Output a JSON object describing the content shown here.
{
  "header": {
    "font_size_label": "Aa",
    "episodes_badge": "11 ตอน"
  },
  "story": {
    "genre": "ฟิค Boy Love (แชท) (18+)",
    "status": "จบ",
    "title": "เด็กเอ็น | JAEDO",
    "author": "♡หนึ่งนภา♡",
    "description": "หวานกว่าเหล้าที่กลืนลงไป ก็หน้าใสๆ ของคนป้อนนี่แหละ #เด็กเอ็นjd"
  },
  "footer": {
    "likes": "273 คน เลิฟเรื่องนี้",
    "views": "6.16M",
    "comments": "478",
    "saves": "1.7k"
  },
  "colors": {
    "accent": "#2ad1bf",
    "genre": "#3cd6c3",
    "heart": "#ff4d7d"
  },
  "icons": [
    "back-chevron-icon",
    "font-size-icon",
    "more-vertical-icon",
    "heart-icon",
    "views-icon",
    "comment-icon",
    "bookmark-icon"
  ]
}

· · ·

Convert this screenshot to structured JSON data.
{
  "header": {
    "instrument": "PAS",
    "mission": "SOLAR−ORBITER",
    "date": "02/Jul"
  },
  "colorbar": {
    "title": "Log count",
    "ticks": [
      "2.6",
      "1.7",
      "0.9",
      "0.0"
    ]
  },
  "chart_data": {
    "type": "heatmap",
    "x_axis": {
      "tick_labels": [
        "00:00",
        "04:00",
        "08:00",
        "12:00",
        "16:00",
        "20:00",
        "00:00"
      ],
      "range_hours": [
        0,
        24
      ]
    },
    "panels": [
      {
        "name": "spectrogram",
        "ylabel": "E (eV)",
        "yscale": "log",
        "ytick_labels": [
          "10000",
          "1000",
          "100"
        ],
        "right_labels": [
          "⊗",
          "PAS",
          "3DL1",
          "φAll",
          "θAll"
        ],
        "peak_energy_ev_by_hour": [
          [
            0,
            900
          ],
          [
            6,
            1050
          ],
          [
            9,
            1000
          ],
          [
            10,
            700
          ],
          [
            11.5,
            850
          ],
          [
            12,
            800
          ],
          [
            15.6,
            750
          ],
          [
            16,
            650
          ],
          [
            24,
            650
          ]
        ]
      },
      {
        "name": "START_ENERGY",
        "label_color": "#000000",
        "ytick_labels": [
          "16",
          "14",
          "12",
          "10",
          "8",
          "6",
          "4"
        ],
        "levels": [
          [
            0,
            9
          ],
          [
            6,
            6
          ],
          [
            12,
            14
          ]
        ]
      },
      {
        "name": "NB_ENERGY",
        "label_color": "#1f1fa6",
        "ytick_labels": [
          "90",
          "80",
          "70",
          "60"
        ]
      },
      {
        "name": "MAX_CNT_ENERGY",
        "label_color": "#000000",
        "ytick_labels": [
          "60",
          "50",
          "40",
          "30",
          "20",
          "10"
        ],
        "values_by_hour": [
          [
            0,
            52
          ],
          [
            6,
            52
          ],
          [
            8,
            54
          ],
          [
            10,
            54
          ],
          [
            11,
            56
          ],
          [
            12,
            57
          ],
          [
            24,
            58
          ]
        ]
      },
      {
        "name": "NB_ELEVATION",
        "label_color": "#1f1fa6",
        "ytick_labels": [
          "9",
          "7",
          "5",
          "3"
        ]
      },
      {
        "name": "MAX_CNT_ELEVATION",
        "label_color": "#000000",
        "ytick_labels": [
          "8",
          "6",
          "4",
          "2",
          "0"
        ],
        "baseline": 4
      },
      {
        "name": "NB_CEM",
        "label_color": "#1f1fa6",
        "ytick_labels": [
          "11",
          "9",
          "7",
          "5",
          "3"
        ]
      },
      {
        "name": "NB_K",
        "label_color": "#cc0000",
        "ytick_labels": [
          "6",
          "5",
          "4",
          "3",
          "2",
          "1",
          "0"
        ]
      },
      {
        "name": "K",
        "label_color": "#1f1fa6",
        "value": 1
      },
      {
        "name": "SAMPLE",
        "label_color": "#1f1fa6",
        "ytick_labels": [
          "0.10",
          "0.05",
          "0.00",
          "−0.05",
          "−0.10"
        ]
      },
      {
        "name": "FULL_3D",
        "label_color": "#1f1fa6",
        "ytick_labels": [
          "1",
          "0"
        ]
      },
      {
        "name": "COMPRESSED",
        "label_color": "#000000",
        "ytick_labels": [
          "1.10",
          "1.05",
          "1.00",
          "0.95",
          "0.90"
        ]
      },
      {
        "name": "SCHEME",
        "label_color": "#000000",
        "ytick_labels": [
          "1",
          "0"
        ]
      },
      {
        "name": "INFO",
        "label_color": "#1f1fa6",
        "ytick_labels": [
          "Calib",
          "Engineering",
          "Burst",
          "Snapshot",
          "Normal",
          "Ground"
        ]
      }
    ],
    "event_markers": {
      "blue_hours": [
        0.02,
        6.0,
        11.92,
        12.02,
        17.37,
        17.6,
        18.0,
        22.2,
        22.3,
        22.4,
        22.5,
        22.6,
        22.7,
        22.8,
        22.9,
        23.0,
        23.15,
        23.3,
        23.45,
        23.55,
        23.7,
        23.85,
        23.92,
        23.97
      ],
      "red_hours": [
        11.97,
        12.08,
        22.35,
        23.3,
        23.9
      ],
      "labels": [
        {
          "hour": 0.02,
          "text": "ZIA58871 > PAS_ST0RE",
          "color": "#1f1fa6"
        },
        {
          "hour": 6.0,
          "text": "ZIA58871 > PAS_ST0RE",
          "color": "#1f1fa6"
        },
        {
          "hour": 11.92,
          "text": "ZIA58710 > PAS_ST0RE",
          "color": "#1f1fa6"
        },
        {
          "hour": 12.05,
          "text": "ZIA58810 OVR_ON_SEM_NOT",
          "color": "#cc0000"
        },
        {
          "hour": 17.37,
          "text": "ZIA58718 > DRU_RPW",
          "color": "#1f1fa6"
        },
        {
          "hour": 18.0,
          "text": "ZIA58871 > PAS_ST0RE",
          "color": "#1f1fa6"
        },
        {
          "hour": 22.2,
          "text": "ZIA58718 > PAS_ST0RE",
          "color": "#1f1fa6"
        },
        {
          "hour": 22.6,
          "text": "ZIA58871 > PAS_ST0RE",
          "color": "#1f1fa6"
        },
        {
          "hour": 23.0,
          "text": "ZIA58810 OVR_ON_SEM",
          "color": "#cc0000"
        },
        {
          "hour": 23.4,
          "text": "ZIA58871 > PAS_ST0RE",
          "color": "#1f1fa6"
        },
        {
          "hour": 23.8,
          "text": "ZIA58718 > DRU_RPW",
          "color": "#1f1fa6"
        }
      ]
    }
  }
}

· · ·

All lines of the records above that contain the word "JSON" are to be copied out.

Output a JSON object describing the content shown here.
Convert this screenshot to structured JSON data.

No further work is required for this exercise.